May 23, 2009
I took a visiting out-of-town birder named Ben Harrison to Augusta Springs today, and we enjoyed perfect weather: clear skies and mild temperatures. We spotted several interesting birds along the trail, but for the most part it was only an average day. Clearly, spring migration season is over and done with for the year. Here is the full report I submitted to the eBird system:
Location: Augusta Springs Wetlands Trail - MFT03 Observation date: 5/23/09 Number of species: 33 Mallard 2 Turkey Vulture 5 Killdeer 2 Yellow-billed Cuckoo 3 Ruby-throated Hummingbird 1 Eastern Phoebe 1 Great Crested Flycatcher 2 * Red-eyed Vireo 12 Blue Jay 2 Tree Swallow 8 Carolina Chickadee 4 Tufted Titmouse 3 Carolina Wren 2 Blue-gray Gnatcatcher 6 Eastern Bluebird 2 Wood Thrush 1 American Robin 2 Gray Catbird 3 European Starling 6 Cedar Waxwing 2 Pine Warbler 3 * Worm-eating Warbler 8 Ovenbird 8 Louisiana Waterthrush 1 Common Yellowthroat 2 Scarlet Tanager 6 Eastern Towhee 4 Field Sparrow 1 * Song Sparrow 2 * Northern Cardinal 5 Indigo Bunting 6 Red-winged Blackbird 6 American Goldfinch 1 This report was generated automatically by eBird v2(http://ebird.org)
* I added the asterisks to indicate birds that I heard only, or ones that I barely glimpsed.
After that we headed over to the Chimney Hollow trail, about ten miles to the north "as the crow flies." It was getting warm, so bird activity was subdued, but we did see or hear a few Acadian Flycatchers at close range, and Red-eyed Vireos. In addition, I heard Black-throated green warblers, Black-and-white warblers, and Northern parulas, and even a Red-breasted nuthatch!
I brought my camera in hopes of getting some good mushroom photos after all the wet weather we've had lately, and was surprised that the fungi were so scarce. I did come across a few of these mollusks, however:
Over the past ten days I have seen a few more first-of-season birds here and there:
* That is the latest first sighting of Blackpoll warblers since 1997, when I first began keeping records. See the Annual arrival page. That species almost always arrives during the second week of May, and this makes me wonder if some environmental factor has caused a delay in their migration schedule.
I also saw a male Rose-breasted grosbeak singing loudly at the last location above.

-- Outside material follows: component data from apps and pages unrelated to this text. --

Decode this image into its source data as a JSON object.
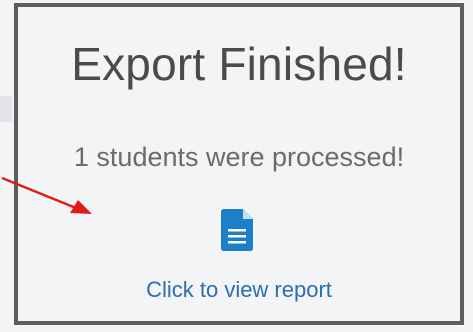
{
  "dialog": {
    "title": "Export Finished!",
    "message": "1 students were processed!",
    "link_label": "Click to view report"
  },
  "icons": {
    "report": "document-icon",
    "annotation": "red-arrow-icon"
  },
  "colors": {
    "link": "#2a6db3",
    "icon": "#1e7fc9",
    "arrow": "#e11b1b",
    "border": "#5e5e5e"
  }
}
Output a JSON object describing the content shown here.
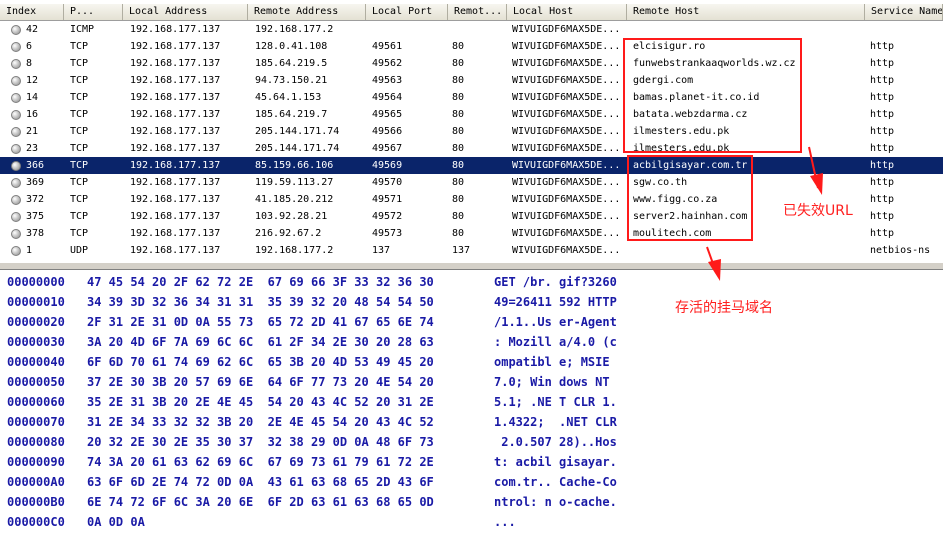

They are surprisingly abundant this year. On the other hand, Willow flycatchers are surprisingly scarce; I have heard a couple but have not seen any thus far. Finally, I have found nests of Blue-gray gnatcatchers and Yellow warblers, and hope to see the babies in the next week or two.